In the autumn of 2013, a new shiny organ was unveiled at Llandaff Cathedral. Built by organ builders Nicholson & Co of Malvern, the new instrument had taken 6 years to be completed at a cost of £1.5 million. Three months later, the entire adult choir was made redundant as the Cathedral had run out of money and needed to save £45,000 a year. In fact they were actually about £80,000 a year short, so some secretaries and a few vergers had to go as well!
Despite all this doom and gloom, roll forward 5 years and there is high praise for the choir of Llandaff and only last month a new choir was formed. This new group, to be called Cathedral Consort, is designed to be an auditioned group of adults who join together to sing for services, concerts and other events at the cathedral and further afield.
However, just a few days ago we learnt that St Asaph’s Cathedral have decided to do away with their music team. The director and assistant director of music at the Denbighshire cathedral have been made redundant and thanked for their “high standards”. The Dean says temporary changes will be implemented to “properly look after” the singers in the cathedral’s choir.
In many ways this seems even more insane than the business at Llandaff. The implication from the clergy appears to be that the music team are in some way not related to the choir. How can you keep the choir, but not have an organist or anyone to run it? I’m guessing the ‘temporary changes’ mean someone in the choir having a go on the organ and someone else nipping out the front to do the waving around – after all neither of these things are particularly difficult. Surely anyone can run a choir?
I should qualify this post by saying I do not have all the facts – only those which are reported in the news. I’m well aware that Cathedrals, like any institution, have to balance the books. And let us remember that, as Veronica Hope Hailey mentioned in her sermon last week at St Thomas a Becket in Bath, the church is merely an institution. An organization founded for a religious, educational, professional, or social purpose.
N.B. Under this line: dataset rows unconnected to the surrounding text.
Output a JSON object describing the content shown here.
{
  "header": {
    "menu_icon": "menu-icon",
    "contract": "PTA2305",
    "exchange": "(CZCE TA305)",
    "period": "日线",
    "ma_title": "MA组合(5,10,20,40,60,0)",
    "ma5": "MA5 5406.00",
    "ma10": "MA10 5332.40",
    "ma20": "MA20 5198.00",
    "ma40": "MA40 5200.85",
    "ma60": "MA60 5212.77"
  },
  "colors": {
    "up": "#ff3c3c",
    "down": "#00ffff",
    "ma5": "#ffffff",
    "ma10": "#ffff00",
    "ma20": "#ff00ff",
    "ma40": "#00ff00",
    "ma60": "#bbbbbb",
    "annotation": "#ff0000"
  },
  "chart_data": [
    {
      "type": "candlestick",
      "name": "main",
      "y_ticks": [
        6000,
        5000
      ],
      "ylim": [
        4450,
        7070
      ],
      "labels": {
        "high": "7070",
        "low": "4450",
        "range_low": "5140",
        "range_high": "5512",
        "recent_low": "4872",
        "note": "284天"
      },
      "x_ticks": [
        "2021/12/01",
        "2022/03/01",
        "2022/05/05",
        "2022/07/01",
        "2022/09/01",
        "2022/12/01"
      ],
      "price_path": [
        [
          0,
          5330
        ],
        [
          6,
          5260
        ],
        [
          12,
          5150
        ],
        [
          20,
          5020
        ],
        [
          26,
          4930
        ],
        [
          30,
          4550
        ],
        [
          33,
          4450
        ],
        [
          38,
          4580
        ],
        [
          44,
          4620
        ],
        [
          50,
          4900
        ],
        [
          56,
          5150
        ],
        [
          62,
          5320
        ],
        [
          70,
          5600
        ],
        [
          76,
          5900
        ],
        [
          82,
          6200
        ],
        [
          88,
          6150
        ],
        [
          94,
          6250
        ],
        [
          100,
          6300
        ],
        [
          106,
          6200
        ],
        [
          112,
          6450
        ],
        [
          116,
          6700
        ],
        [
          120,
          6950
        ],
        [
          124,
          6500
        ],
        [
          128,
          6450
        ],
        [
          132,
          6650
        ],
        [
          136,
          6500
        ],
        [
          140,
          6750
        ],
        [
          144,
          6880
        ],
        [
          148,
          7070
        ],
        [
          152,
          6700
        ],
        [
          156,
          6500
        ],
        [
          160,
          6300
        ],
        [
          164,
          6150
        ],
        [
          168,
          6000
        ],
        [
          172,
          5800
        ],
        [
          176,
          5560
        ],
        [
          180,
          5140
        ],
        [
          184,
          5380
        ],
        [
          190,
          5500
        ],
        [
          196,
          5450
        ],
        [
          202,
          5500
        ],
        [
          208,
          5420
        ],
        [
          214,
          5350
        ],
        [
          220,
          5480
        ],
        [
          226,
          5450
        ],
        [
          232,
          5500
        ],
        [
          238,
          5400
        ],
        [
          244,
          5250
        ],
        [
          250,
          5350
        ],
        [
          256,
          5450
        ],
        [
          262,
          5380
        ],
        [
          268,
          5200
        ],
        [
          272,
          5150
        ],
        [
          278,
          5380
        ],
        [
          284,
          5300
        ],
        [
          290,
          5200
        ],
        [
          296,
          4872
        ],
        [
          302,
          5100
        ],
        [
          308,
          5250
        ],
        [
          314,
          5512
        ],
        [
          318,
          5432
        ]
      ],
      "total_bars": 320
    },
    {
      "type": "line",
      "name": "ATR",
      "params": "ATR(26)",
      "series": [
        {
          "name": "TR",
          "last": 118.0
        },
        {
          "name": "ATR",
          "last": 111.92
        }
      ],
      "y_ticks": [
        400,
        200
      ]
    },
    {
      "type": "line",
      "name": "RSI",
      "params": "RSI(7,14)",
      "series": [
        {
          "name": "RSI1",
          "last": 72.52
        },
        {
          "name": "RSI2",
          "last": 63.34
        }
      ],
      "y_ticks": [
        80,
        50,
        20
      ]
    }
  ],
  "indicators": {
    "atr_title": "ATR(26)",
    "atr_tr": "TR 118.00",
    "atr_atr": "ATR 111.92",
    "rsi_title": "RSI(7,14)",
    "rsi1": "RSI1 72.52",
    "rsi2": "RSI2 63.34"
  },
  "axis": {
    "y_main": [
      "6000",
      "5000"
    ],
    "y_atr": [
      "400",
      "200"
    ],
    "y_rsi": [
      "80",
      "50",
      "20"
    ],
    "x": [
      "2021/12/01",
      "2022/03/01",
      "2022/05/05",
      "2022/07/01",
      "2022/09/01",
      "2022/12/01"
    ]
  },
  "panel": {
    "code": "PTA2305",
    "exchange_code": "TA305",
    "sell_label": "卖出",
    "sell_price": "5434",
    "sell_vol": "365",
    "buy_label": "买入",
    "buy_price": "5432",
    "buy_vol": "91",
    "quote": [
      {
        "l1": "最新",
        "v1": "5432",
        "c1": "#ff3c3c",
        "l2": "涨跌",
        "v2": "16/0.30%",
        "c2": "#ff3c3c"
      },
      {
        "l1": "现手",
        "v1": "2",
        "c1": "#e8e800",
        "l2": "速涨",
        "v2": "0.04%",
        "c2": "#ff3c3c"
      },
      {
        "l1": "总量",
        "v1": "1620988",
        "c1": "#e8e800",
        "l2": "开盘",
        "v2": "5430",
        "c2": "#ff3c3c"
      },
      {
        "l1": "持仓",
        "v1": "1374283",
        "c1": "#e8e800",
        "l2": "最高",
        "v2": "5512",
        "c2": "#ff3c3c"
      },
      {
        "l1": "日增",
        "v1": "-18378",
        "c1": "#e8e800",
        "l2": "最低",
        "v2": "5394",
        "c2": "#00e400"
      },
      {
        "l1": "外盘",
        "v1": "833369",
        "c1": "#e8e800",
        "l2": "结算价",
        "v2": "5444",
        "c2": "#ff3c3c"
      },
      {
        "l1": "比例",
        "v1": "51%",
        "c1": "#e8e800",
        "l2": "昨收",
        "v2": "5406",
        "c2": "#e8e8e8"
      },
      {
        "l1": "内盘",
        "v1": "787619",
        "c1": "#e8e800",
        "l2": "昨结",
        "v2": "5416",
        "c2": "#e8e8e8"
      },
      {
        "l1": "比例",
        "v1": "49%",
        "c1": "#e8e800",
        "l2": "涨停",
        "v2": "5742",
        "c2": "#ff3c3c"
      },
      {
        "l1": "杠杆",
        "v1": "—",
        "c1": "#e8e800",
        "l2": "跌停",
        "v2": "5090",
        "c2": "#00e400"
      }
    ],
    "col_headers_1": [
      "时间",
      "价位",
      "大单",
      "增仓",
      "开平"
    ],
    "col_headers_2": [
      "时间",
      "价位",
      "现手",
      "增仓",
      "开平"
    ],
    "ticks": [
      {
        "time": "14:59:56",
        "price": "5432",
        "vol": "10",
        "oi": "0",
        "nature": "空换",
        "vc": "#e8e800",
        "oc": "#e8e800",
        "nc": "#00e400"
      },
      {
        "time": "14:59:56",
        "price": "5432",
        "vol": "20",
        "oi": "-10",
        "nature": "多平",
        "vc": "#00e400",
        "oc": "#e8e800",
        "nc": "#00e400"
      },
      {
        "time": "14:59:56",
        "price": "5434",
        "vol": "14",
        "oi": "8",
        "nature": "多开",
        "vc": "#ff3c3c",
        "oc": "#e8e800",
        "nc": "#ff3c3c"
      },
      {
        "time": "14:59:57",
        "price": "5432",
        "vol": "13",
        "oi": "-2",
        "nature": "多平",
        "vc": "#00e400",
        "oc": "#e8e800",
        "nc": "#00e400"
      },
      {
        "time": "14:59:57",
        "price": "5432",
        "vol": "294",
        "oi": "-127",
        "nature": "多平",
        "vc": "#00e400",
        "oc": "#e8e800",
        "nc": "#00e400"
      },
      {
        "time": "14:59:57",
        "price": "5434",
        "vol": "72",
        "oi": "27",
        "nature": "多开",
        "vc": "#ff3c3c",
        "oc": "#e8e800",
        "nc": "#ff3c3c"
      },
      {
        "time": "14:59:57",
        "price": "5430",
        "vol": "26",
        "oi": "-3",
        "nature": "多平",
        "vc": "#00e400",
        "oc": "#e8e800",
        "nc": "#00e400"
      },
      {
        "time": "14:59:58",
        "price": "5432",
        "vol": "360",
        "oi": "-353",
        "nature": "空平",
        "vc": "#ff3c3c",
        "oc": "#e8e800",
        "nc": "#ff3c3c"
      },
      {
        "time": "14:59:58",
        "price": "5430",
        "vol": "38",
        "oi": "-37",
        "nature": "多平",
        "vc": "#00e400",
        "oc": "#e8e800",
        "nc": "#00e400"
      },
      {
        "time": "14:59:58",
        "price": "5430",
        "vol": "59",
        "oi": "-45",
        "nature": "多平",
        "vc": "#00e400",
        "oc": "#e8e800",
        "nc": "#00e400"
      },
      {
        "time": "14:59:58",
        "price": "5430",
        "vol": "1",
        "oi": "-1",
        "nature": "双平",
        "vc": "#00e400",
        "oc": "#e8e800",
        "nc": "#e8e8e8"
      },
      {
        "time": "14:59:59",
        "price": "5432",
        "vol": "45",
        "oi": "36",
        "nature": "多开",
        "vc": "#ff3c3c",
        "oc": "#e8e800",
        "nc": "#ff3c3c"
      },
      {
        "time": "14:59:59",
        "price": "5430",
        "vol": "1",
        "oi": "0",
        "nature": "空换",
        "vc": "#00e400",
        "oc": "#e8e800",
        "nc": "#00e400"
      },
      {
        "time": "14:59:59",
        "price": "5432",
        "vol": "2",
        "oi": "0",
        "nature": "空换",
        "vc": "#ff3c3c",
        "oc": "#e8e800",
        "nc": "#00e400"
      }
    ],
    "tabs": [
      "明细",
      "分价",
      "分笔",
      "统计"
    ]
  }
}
As such it, like any business, is subjected to the realities of the modern world.
If people stop attending churches or stop donating, then at some point those institutions will not be able to continue. Nevertheless, my issue with St Asaph’s is the fact that the entire music team was made redundant but with the expectation that the choir would continue. Once again, it seems that musicians are expected to work for free. If professional musicians cannot do this, they will be replaced by an amateur monkey, who will be lured under the pretext of ‘great exposure for your CV’.
If the Cathedral is short of money, then why not reduce the music team to a Director of Music who is also the organist – not ideal running a choir, but better than no one. It would then be feasible to reduce the clergy by one. After all you only actually need the one priest to run a service. And anyway, the chances are one member of clergy would save the equivalent of the entire music team!
At this point I should probably stop ranting. I may have got the wrong end of the stick with this one – indeed I hope I have. We can only hope that, in the same way Llandaff seems to have turned things around and continues to produce a fine choir, something can be done to either save or somehow develop the music at St Asaph’s.
Jules Addison runs 3 choirs. One is A Capella so has no accompanist. Another requires Jules to direct proceedings from the piano. The third one has an actual music team comprising of Jules as the windmill out front and a pretty French girl playing the piano.